(Entries from a dataset of interfaces)
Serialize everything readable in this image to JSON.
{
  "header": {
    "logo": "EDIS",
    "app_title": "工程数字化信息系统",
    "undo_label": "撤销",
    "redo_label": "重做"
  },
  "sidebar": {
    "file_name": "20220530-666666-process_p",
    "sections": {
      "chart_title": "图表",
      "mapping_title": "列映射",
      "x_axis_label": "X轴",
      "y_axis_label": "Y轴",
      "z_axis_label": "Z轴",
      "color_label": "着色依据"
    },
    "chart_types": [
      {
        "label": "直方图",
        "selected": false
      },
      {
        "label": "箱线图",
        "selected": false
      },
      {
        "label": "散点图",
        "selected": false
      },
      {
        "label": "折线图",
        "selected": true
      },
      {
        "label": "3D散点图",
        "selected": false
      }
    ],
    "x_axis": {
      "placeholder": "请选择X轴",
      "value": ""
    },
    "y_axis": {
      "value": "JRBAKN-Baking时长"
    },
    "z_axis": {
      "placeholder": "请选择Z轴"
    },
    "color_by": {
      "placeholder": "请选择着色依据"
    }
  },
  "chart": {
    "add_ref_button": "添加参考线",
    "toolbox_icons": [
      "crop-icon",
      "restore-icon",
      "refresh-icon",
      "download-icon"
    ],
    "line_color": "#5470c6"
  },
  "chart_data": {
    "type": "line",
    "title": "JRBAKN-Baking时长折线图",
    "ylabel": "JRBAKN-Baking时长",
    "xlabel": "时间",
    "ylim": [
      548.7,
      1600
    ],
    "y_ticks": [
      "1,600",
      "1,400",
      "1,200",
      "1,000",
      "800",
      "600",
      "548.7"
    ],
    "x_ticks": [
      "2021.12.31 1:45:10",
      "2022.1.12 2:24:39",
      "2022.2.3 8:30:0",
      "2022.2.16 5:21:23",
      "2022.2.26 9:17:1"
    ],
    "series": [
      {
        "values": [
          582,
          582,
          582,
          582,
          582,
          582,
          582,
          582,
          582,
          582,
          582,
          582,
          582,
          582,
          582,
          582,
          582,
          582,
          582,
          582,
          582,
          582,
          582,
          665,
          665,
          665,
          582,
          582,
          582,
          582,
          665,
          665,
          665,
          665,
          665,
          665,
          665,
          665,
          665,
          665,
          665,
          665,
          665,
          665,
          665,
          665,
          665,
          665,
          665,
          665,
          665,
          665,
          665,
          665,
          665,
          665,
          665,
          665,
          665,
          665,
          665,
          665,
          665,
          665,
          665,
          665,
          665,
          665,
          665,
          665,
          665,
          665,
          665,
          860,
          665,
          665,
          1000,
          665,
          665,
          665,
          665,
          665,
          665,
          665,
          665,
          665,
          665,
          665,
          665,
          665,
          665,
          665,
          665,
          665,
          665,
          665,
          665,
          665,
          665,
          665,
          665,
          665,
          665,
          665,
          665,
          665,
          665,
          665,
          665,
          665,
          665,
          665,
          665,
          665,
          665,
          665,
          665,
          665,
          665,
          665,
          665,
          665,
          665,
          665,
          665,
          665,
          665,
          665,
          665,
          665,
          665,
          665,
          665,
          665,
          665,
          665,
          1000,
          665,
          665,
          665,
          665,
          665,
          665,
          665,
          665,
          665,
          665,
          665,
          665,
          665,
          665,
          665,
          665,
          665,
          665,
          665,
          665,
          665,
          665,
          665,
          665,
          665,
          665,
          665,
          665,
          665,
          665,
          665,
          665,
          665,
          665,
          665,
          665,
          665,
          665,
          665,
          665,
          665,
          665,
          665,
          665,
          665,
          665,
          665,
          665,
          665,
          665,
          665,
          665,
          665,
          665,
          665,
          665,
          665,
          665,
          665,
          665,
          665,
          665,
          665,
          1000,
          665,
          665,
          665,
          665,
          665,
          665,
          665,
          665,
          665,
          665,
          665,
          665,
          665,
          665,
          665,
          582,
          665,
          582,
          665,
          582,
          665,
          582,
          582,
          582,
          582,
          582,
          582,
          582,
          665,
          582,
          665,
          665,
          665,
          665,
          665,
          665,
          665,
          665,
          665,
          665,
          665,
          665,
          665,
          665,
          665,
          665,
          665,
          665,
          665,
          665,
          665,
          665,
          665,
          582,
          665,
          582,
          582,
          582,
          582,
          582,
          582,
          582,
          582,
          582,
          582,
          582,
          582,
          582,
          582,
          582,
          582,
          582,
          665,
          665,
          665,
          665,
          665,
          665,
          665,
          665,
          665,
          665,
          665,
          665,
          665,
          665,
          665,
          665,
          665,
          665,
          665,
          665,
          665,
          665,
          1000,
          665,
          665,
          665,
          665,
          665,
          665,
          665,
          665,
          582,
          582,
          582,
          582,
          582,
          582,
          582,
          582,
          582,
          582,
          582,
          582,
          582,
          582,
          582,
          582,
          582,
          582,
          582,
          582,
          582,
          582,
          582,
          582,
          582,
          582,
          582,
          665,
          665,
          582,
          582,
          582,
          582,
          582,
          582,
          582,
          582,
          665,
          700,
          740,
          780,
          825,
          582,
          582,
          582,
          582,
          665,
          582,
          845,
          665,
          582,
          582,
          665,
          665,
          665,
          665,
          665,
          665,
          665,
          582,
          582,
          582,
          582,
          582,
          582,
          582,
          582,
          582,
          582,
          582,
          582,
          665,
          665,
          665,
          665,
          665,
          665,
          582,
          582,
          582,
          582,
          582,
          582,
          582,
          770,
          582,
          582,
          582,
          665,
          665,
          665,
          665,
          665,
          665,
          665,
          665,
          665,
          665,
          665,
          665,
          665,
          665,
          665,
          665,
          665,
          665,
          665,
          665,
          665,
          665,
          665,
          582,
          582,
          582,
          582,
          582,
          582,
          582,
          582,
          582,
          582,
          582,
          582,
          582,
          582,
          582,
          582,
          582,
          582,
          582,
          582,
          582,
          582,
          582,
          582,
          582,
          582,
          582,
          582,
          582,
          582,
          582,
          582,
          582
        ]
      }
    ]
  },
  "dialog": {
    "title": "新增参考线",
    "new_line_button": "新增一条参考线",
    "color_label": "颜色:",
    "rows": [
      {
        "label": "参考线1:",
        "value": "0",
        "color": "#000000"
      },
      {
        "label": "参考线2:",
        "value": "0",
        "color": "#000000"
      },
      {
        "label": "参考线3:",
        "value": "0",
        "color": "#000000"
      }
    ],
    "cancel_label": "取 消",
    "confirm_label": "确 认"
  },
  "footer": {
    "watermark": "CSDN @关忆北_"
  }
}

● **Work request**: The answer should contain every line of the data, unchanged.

● **Result of the exercise**:
Serialize everything readable in this image to JSON.
{
  "header": {
    "logo": "EDIS",
    "app_title": "工程数字化信息系统",
    "undo_label": "撤销",
    "redo_label": "重做"
  },
  "sidebar": {
    "file_name": "20220530-666666-process_p",
    "sections": {
      "chart_title": "图表",
      "mapping_title": "列映射",
      "x_axis_label": "X轴",
      "y_axis_label": "Y轴",
      "z_axis_label": "Z轴",
      "color_label": "着色依据"
    },
    "chart_types": [
      {
        "label": "直方图",
        "selected": false
      },
      {
        "label": "箱线图",
        "selected": false
      },
      {
        "label": "散点图",
        "selected": false
      },
      {
        "label": "折线图",
        "selected": true
      },
      {
        "label": "3D散点图",
        "selected": false
      }
    ],
    "x_axis": {
      "placeholder": "请选择X轴",
      "value": ""
    },
    "y_axis": {
      "value": "JRBAKN-Baking时长"
    },
    "z_axis": {
      "placeholder": "请选择Z轴"
    },
    "color_by": {
      "placeholder": "请选择着色依据"
    }
  },
  "chart": {
    "add_ref_button": "添加参考线",
    "toolbox_icons": [
      "crop-icon",
      "restore-icon",
      "refresh-icon",
      "download-icon"
    ],
    "line_color": "#5470c6"
  },
  "chart_data": {
    "type": "line",
    "title": "JRBAKN-Baking时长折线图",
    "ylabel": "JRBAKN-Baking时长",
    "xlabel": "时间",
    "ylim": [
      548.7,
      1600
    ],
    "y_ticks": [
      "1,600",
      "1,400",
      "1,200",
      "1,000",
      "800",
      "600",
      "548.7"
    ],
    "x_ticks": [
      "2021.12.31 1:45:10",
      "2022.1.12 2:24:39",
      "2022.2.3 8:30:0",
      "2022.2.16 5:21:23",
      "2022.2.26 9:17:1"
    ],
    "series": [
      {
        "values": [
          582,
          582,
          582,
          582,
          582,
          582,
          582,
          582,
          582,
          582,
          582,
          582,
          582,
          582,
          582,
          582,
          582,
          582,
          582,
          582,
          582,
          582,
          582,
          665,
          665,
          665,
          582,
          582,
          582,
          582,
          665,
          665,
          665,
          665,
          665,
          665,
          665,
          665,
          665,
          665,
          665,
          665,
          665,
          665,
          665,
          665,
          665,
          665,
          665,
          665,
          665,
          665,
          665,
          665,
          665,
          665,
          665,
          665,
          665,
          665,
          665,
          665,
          665,
          665,
          665,
          665,
          665,
          665,
          665,
          665,
          665,
          665,
          665,
          860,
          665,
          665,
          1000,
          665,
          665,
          665,
          665,
          665,
          665,
          665,
          665,
          665,
          665,
          665,
          665,
          665,
          665,
          665,
          665,
          665,
          665,
          665,
          665,
          665,
          665,
          665,
          665,
          665,
          665,
          665,
          665,
          665,
          665,
          665,
          665,
          665,
          665,
          665,
          665,
          665,
          665,
          665,
          665,
          665,
          665,
          665,
          665,
          665,
          665,
          665,
          665,
          665,
          665,
          665,
          665,
          665,
          665,
          665,
          665,
          665,
          665,
          665,
          1000,
          665,
          665,
          665,
          665,
          665,
          665,
          665,
          665,
          665,
          665,
          665,
          665,
          665,
          665,
          665,
          665,
          665,
          665,
          665,
          665,
          665,
          665,
          665,
          665,
          665,
          665,
          665,
          665,
          665,
          665,
          665,
          665,
          665,
          665,
          665,
          665,
          665,
          665,
          665,
          665,
          665,
          665,
          665,
          665,
          665,
          665,
          665,
          665,
          665,
          665,
          665,
          665,
          665,
          665,
          665,
          665,
          665,
          665,
          665,
          665,
          665,
          665,
          665,
          1000,
          665,
          665,
          665,
          665,
          665,
          665,
          665,
          665,
          665,
          665,
          665,
          665,
          665,
          665,
          665,
          582,
          665,
          582,
          665,
          582,
          665,
          582,
          582,
          582,
          582,
          582,
          582,
          582,
          665,
          582,
          665,
          665,
          665,
          665,
          665,
          665,
          665,
          665,
          665,
          665,
          665,
          665,
          665,
          665,
          665,
          665,
          665,
          665,
          665,
          665,
          665,
          665,
          665,
          582,
          665,
          582,
          582,
          582,
          582,
          582,
          582,
          582,
          582,
          582,
          582,
          582,
          582,
          582,
          582,
          582,
          582,
          582,
          665,
          665,
          665,
          665,
          665,
          665,
          665,
          665,
          665,
          665,
          665,
          665,
          665,
          665,
          665,
          665,
          665,
          665,
          665,
          665,
          665,
          665,
          1000,
          665,
          665,
          665,
          665,
          665,
          665,
          665,
          665,
          582,
          582,
          582,
          582,
          582,
          582,
          582,
          582,
          582,
          582,
          582,
          582,
          582,
          582,
          582,
          582,
          582,
          582,
          582,
          582,
          582,
          582,
          582,
          582,
          582,
          582,
          582,
          665,
          665,
          582,
          582,
          582,
          582,
          582,
          582,
          582,
          582,
          665,
          700,
          740,
          780,
          825,
          582,
          582,
          582,
          582,
          665,
          582,
          845,
          665,
          582,
          582,
          665,
          665,
          665,
          665,
          665,
          665,
          665,
          582,
          582,
          582,
          582,
          582,
          582,
          582,
          582,
          582,
          582,
          582,
          582,
          665,
          665,
          665,
          665,
          665,
          665,
          582,
          582,
          582,
          582,
          582,
          582,
          582,
          770,
          582,
          582,
          582,
          665,
          665,
          665,
          665,
          665,
          665,
          665,
          665,
          665,
          665,
          665,
          665,
          665,
          665,
          665,
          665,
          665,
          665,
          665,
          665,
          665,
          665,
          665,
          582,
          582,
          582,
          582,
          582,
          582,
          582,
          582,
          582,
          582,
          582,
          582,
          582,
          582,
          582,
          582,
          582,
          582,
          582,
          582,
          582,
          582,
          582,
          582,
          582,
          582,
          582,
          582,
          582,
          582,
          582,
          582,
          582
        ]
      }
    ]
  },
  "dialog": {
    "title": "新增参考线",
    "new_line_button": "新增一条参考线",
    "color_label": "颜色:",
    "rows": [
      {
        "label": "参考线1:",
        "value": "0",
        "color": "#000000"
      },
      {
        "label": "参考线2:",
        "value": "0",
        "color": "#000000"
      },
      {
        "label": "参考线3:",
        "value": "0",
        "color": "#000000"
      }
    ],
    "cancel_label": "取 消",
    "confirm_label": "确 认"
  },
  "footer": {
    "watermark": "CSDN @关忆北_"
  }
}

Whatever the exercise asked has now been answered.